INSTRUCTIONS TO FOLLOW → With no word left out, write out the entire listing.

-=-=-=-=-

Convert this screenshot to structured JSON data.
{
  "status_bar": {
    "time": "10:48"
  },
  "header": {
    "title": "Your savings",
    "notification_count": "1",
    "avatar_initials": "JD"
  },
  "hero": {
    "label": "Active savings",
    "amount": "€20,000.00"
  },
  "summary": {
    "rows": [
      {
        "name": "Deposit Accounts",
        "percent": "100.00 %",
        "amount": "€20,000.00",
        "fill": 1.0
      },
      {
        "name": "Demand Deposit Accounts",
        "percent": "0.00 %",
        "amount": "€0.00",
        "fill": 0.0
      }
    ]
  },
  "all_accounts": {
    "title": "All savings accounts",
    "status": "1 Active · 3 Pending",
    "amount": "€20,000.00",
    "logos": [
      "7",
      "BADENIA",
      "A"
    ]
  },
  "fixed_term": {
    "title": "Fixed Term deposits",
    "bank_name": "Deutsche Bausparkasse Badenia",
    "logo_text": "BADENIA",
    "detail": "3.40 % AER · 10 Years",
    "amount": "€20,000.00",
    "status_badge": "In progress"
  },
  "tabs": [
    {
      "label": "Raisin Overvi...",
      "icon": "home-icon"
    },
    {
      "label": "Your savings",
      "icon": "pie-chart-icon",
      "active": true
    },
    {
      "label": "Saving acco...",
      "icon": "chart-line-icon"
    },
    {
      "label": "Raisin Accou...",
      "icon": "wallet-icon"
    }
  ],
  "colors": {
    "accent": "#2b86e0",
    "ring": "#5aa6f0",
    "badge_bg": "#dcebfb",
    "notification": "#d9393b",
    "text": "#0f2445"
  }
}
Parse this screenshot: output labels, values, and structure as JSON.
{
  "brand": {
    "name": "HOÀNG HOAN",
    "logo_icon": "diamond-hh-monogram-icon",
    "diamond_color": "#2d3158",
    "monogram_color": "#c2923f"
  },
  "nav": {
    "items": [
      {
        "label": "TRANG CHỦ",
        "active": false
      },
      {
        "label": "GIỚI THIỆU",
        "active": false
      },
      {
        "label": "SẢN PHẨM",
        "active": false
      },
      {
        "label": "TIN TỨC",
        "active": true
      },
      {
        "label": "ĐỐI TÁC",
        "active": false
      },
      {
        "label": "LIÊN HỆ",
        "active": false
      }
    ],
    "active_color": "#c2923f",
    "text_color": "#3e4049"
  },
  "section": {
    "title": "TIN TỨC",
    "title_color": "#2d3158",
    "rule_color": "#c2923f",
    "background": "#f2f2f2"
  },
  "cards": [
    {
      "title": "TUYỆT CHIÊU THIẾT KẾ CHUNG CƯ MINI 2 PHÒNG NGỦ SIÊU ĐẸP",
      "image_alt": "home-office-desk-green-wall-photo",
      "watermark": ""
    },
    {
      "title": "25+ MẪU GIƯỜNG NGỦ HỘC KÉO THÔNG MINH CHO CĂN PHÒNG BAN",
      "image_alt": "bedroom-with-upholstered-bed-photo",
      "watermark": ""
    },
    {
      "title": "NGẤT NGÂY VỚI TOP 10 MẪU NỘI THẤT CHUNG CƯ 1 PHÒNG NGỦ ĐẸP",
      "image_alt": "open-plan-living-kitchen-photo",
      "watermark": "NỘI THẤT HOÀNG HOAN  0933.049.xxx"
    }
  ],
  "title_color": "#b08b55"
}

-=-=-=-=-

ANSWER TO THE EXERCISE →
Convert this screenshot to structured JSON data.
{
  "status_bar": {
    "time": "10:48"
  },
  "header": {
    "title": "Your savings",
    "notification_count": "1",
    "avatar_initials": "JD"
  },
  "hero": {
    "label": "Active savings",
    "amount": "€20,000.00"
  },
  "summary": {
    "rows": [
      {
        "name": "Deposit Accounts",
        "percent": "100.00 %",
        "amount": "€20,000.00",
        "fill": 1.0
      },
      {
        "name": "Demand Deposit Accounts",
        "percent": "0.00 %",
        "amount": "€0.00",
        "fill": 0.0
      }
    ]
  },
  "all_accounts": {
    "title": "All savings accounts",
    "status": "1 Active · 3 Pending",
    "amount": "€20,000.00",
    "logos": [
      "7",
      "BADENIA",
      "A"
    ]
  },
  "fixed_term": {
    "title": "Fixed Term deposits",
    "bank_name": "Deutsche Bausparkasse Badenia",
    "logo_text": "BADENIA",
    "detail": "3.40 % AER · 10 Years",
    "amount": "€20,000.00",
    "status_badge": "In progress"
  },
  "tabs": [
    {
      "label": "Raisin Overvi...",
      "icon": "home-icon"
    },
    {
      "label": "Your savings",
      "icon": "pie-chart-icon",
      "active": true
    },
    {
      "label": "Saving acco...",
      "icon": "chart-line-icon"
    },
    {
      "label": "Raisin Accou...",
      "icon": "wallet-icon"
    }
  ],
  "colors": {
    "accent": "#2b86e0",
    "ring": "#5aa6f0",
    "badge_bg": "#dcebfb",
    "notification": "#d9393b",
    "text": "#0f2445"
  }
}
Parse this screenshot: output labels, values, and structure as JSON.
{
  "brand": {
    "name": "HOÀNG HOAN",
    "logo_icon": "diamond-hh-monogram-icon",
    "diamond_color": "#2d3158",
    "monogram_color": "#c2923f"
  },
  "nav": {
    "items": [
      {
        "label": "TRANG CHỦ",
        "active": false
      },
      {
        "label": "GIỚI THIỆU",
        "active": false
      },
      {
        "label": "SẢN PHẨM",
        "active": false
      },
      {
        "label": "TIN TỨC",
        "active": true
      },
      {
        "label": "ĐỐI TÁC",
        "active": false
      },
      {
        "label": "LIÊN HỆ",
        "active": false
      }
    ],
    "active_color": "#c2923f",
    "text_color": "#3e4049"
  },
  "section": {
    "title": "TIN TỨC",
    "title_color": "#2d3158",
    "rule_color": "#c2923f",
    "background": "#f2f2f2"
  },
  "cards": [
    {
      "title": "TUYỆT CHIÊU THIẾT KẾ CHUNG CƯ MINI 2 PHÒNG NGỦ SIÊU ĐẸP",
      "image_alt": "home-office-desk-green-wall-photo",
      "watermark": ""
    },
    {
      "title": "25+ MẪU GIƯỜNG NGỦ HỘC KÉO THÔNG MINH CHO CĂN PHÒNG BAN",
      "image_alt": "bedroom-with-upholstered-bed-photo",
      "watermark": ""
    },
    {
      "title": "NGẤT NGÂY VỚI TOP 10 MẪU NỘI THẤT CHUNG CƯ 1 PHÒNG NGỦ ĐẸP",
      "image_alt": "open-plan-living-kitchen-photo",
      "watermark": "NỘI THẤT HOÀNG HOAN  0933.049.xxx"
    }
  ],
  "title_color": "#b08b55"
}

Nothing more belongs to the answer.